Problem to solve
Find the lines in these entries that include the word "WinBox" and state how many there are, with no other words.

---

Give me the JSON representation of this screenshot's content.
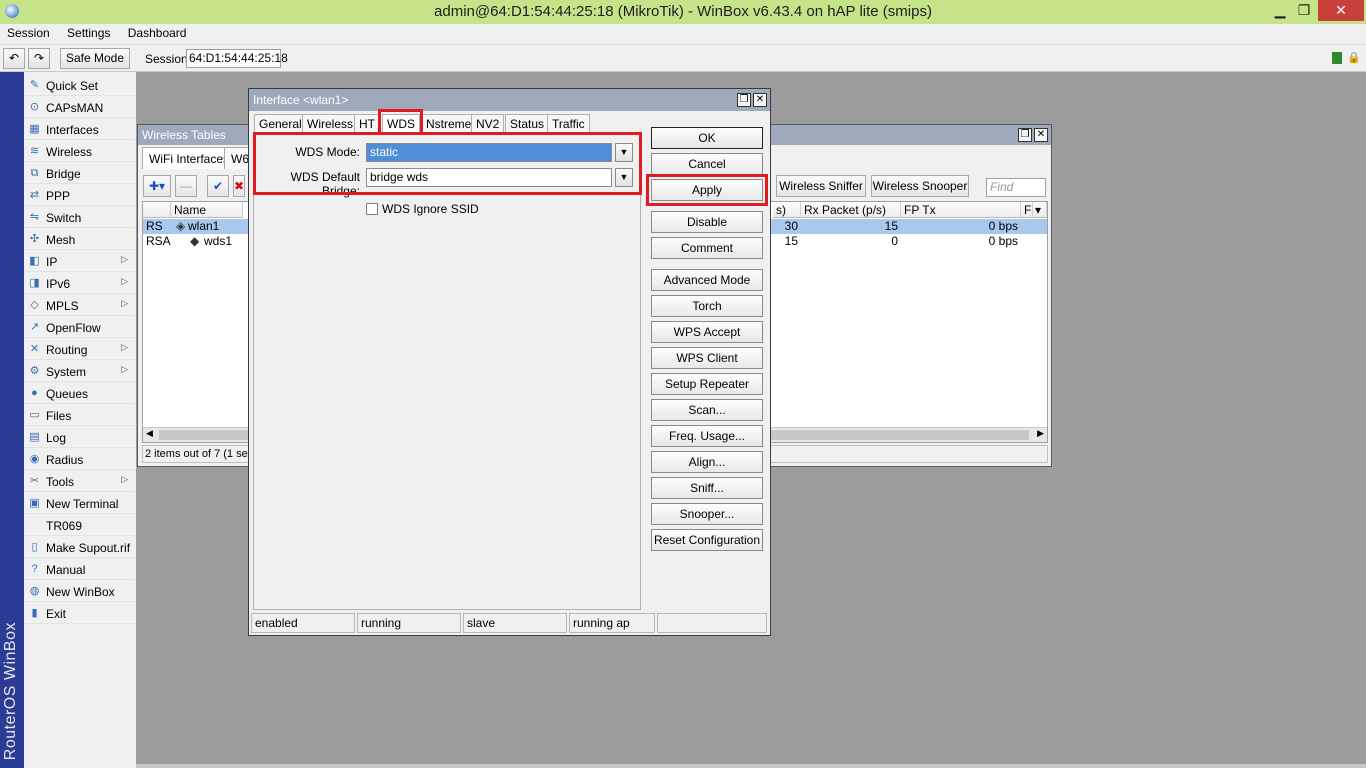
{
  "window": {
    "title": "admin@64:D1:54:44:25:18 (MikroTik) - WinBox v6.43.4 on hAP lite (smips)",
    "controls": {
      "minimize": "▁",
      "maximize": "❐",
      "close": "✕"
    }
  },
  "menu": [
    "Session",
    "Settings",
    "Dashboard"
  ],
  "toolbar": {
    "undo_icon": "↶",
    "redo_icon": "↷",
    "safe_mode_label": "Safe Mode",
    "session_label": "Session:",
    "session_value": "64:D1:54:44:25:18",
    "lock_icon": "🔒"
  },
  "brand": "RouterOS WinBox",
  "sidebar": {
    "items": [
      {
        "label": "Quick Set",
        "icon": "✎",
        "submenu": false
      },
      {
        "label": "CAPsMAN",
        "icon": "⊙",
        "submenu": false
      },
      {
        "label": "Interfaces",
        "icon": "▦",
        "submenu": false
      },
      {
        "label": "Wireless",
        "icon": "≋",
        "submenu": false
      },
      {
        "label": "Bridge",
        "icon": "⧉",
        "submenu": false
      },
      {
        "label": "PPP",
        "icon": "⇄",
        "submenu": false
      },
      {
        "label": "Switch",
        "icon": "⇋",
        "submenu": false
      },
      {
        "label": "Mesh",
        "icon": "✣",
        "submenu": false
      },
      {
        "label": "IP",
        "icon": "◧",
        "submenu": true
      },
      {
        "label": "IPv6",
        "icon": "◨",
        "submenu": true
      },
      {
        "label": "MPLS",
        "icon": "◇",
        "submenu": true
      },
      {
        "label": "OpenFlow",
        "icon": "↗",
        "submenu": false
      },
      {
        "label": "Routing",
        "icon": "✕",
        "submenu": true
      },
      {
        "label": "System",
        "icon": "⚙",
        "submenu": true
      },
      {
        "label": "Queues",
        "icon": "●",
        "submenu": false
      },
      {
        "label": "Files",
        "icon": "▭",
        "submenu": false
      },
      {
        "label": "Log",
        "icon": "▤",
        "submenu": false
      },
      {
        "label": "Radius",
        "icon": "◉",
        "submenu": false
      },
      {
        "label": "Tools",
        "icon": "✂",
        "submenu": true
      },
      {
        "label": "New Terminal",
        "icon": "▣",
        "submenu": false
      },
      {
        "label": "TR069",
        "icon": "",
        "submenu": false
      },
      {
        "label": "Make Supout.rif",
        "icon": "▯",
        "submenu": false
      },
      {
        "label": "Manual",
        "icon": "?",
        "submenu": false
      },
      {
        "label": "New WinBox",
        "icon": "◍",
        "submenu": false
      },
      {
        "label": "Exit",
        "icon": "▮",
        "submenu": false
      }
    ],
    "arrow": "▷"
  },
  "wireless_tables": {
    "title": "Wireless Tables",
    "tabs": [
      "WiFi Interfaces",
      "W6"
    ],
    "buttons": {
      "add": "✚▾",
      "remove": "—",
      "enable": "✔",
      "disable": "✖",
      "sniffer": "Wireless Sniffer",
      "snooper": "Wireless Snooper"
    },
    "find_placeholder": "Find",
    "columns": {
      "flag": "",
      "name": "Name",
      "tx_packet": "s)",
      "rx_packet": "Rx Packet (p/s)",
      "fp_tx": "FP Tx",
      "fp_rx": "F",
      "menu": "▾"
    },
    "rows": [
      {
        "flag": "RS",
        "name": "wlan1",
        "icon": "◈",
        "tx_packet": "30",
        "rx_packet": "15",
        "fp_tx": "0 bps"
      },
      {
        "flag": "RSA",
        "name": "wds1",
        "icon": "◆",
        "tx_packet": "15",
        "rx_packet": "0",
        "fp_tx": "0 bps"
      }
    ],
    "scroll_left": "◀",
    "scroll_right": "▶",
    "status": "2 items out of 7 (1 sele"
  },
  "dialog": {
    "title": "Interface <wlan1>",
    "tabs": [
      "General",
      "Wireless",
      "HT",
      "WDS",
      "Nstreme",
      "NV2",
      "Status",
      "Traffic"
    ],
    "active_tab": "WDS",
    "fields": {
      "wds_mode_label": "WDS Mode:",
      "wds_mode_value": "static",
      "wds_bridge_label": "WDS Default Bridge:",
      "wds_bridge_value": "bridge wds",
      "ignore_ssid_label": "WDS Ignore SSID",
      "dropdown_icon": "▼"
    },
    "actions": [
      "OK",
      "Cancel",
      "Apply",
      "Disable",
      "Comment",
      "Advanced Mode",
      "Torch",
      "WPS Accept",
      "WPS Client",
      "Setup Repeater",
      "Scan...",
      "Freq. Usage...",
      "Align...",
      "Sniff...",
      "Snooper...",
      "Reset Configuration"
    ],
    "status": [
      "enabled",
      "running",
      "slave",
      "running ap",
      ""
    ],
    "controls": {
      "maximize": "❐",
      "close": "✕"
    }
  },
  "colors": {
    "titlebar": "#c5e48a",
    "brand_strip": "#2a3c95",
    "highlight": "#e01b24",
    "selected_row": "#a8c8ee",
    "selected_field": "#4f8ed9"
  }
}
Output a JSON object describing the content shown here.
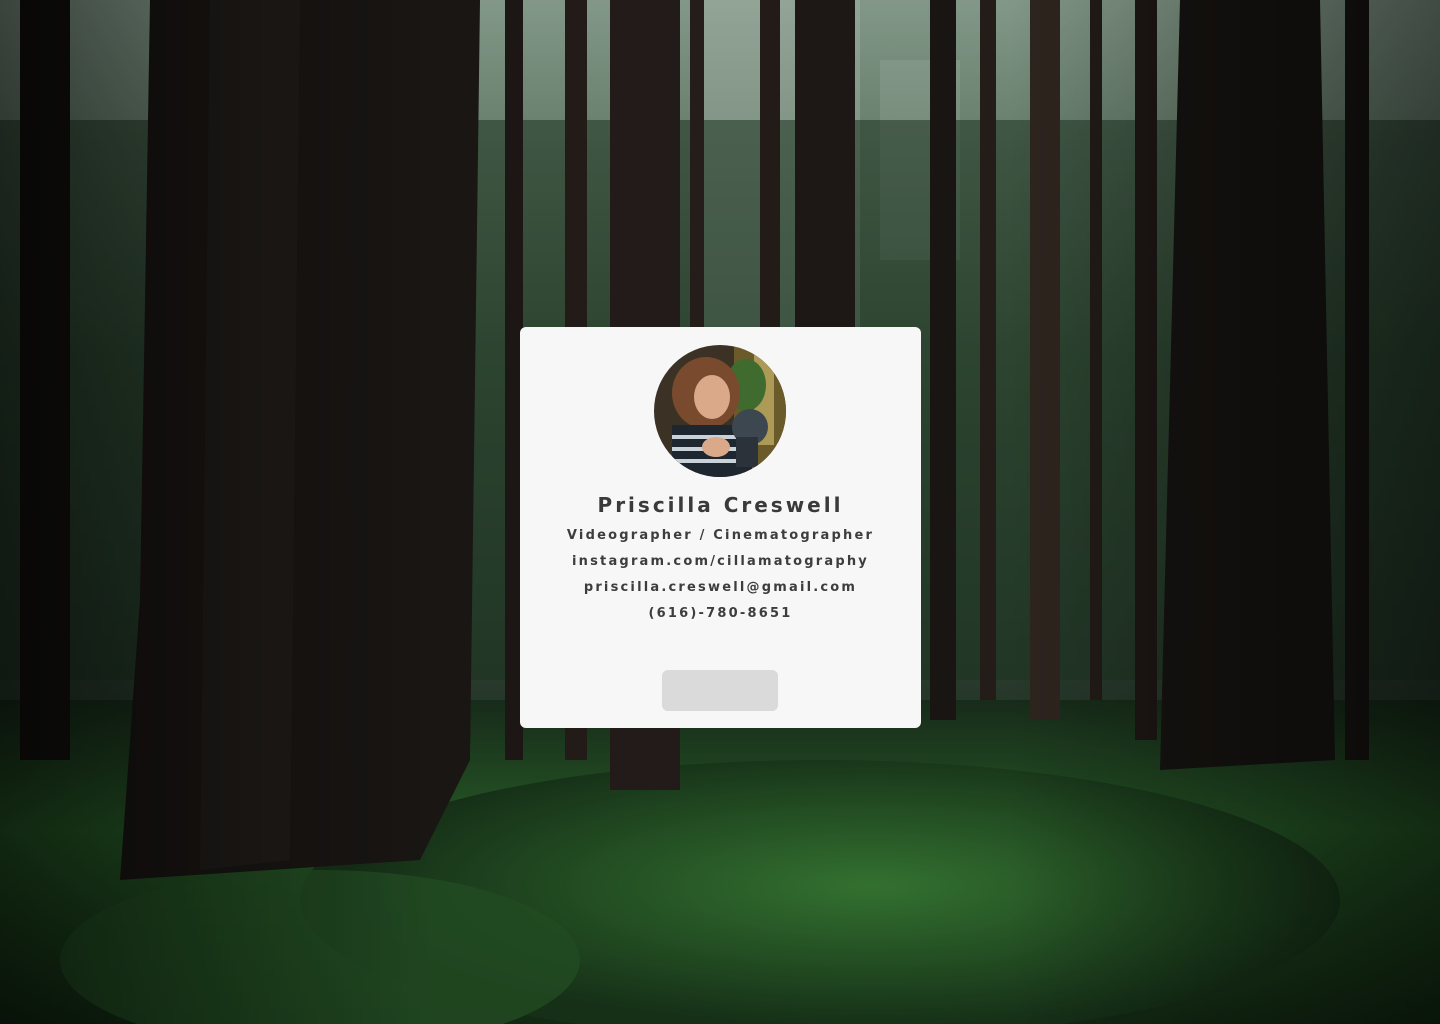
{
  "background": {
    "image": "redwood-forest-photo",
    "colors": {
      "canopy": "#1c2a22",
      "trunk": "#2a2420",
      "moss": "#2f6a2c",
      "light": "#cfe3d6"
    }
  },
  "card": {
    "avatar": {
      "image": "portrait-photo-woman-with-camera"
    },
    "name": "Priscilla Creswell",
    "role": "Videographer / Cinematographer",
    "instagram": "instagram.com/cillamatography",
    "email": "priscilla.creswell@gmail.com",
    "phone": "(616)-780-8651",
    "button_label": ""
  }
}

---

Response area
3